The problem
Could you reproduce all of the following entries exactly?
--
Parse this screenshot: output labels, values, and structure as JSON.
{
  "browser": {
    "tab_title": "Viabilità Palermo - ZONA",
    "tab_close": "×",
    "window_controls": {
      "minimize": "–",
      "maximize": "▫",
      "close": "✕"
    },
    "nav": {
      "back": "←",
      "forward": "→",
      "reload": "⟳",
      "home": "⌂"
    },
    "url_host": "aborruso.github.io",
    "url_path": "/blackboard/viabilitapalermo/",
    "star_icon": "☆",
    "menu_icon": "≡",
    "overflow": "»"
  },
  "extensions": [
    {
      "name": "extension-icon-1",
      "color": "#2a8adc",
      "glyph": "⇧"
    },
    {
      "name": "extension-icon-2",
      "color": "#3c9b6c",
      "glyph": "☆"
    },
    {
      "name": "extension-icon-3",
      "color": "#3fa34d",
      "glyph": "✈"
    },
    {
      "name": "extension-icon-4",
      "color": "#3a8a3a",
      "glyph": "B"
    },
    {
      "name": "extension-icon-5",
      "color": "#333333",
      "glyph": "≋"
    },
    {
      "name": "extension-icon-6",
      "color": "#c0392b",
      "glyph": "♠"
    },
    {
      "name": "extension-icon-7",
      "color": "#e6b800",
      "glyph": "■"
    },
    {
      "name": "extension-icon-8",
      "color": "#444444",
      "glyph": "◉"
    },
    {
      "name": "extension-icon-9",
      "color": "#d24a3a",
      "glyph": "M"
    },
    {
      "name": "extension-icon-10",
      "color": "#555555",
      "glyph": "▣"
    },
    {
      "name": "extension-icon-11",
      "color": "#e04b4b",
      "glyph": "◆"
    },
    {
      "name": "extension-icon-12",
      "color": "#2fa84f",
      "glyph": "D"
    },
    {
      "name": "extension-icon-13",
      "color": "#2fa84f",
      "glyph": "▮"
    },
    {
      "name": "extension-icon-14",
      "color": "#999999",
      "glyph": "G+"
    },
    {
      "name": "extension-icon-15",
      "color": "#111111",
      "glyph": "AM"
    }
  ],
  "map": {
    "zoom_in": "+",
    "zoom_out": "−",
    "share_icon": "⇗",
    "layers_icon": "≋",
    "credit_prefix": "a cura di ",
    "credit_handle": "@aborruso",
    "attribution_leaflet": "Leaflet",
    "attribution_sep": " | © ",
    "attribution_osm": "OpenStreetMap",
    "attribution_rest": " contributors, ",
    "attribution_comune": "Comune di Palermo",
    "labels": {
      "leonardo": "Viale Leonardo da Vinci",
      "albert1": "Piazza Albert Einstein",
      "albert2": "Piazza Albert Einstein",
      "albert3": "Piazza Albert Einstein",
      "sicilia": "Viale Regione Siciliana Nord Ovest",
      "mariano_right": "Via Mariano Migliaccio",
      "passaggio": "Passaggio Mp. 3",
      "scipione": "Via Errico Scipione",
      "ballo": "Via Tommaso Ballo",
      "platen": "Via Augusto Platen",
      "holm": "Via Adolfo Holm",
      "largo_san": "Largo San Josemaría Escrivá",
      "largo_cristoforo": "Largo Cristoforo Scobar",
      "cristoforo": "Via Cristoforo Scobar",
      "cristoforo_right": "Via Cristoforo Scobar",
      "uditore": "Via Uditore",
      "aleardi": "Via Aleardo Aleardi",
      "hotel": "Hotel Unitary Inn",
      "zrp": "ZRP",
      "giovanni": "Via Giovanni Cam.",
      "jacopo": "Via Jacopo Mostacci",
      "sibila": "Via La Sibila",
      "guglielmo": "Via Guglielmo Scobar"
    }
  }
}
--
Your solution
Parse this screenshot: output labels, values, and structure as JSON.
{
  "browser": {
    "tab_title": "Viabilità Palermo - ZONA",
    "tab_close": "×",
    "window_controls": {
      "minimize": "–",
      "maximize": "▫",
      "close": "✕"
    },
    "nav": {
      "back": "←",
      "forward": "→",
      "reload": "⟳",
      "home": "⌂"
    },
    "url_host": "aborruso.github.io",
    "url_path": "/blackboard/viabilitapalermo/",
    "star_icon": "☆",
    "menu_icon": "≡",
    "overflow": "»"
  },
  "extensions": [
    {
      "name": "extension-icon-1",
      "color": "#2a8adc",
      "glyph": "⇧"
    },
    {
      "name": "extension-icon-2",
      "color": "#3c9b6c",
      "glyph": "☆"
    },
    {
      "name": "extension-icon-3",
      "color": "#3fa34d",
      "glyph": "✈"
    },
    {
      "name": "extension-icon-4",
      "color": "#3a8a3a",
      "glyph": "B"
    },
    {
      "name": "extension-icon-5",
      "color": "#333333",
      "glyph": "≋"
    },
    {
      "name": "extension-icon-6",
      "color": "#c0392b",
      "glyph": "♠"
    },
    {
      "name": "extension-icon-7",
      "color": "#e6b800",
      "glyph": "■"
    },
    {
      "name": "extension-icon-8",
      "color": "#444444",
      "glyph": "◉"
    },
    {
      "name": "extension-icon-9",
      "color": "#d24a3a",
      "glyph": "M"
    },
    {
      "name": "extension-icon-10",
      "color": "#555555",
      "glyph": "▣"
    },
    {
      "name": "extension-icon-11",
      "color": "#e04b4b",
      "glyph": "◆"
    },
    {
      "name": "extension-icon-12",
      "color": "#2fa84f",
      "glyph": "D"
    },
    {
      "name": "extension-icon-13",
      "color": "#2fa84f",
      "glyph": "▮"
    },
    {
      "name": "extension-icon-14",
      "color": "#999999",
      "glyph": "G+"
    },
    {
      "name": "extension-icon-15",
      "color": "#111111",
      "glyph": "AM"
    }
  ],
  "map": {
    "zoom_in": "+",
    "zoom_out": "−",
    "share_icon": "⇗",
    "layers_icon": "≋",
    "credit_prefix": "a cura di ",
    "credit_handle": "@aborruso",
    "attribution_leaflet": "Leaflet",
    "attribution_sep": " | © ",
    "attribution_osm": "OpenStreetMap",
    "attribution_rest": " contributors, ",
    "attribution_comune": "Comune di Palermo",
    "labels": {
      "leonardo": "Viale Leonardo da Vinci",
      "albert1": "Piazza Albert Einstein",
      "albert2": "Piazza Albert Einstein",
      "albert3": "Piazza Albert Einstein",
      "sicilia": "Viale Regione Siciliana Nord Ovest",
      "mariano_right": "Via Mariano Migliaccio",
      "passaggio": "Passaggio Mp. 3",
      "scipione": "Via Errico Scipione",
      "ballo": "Via Tommaso Ballo",
      "platen": "Via Augusto Platen",
      "holm": "Via Adolfo Holm",
      "largo_san": "Largo San Josemaría Escrivá",
      "largo_cristoforo": "Largo Cristoforo Scobar",
      "cristoforo": "Via Cristoforo Scobar",
      "cristoforo_right": "Via Cristoforo Scobar",
      "uditore": "Via Uditore",
      "aleardi": "Via Aleardo Aleardi",
      "hotel": "Hotel Unitary Inn",
      "zrp": "ZRP",
      "giovanni": "Via Giovanni Cam.",
      "jacopo": "Via Jacopo Mostacci",
      "sibila": "Via La Sibila",
      "guglielmo": "Via Guglielmo Scobar"
    }
  }
}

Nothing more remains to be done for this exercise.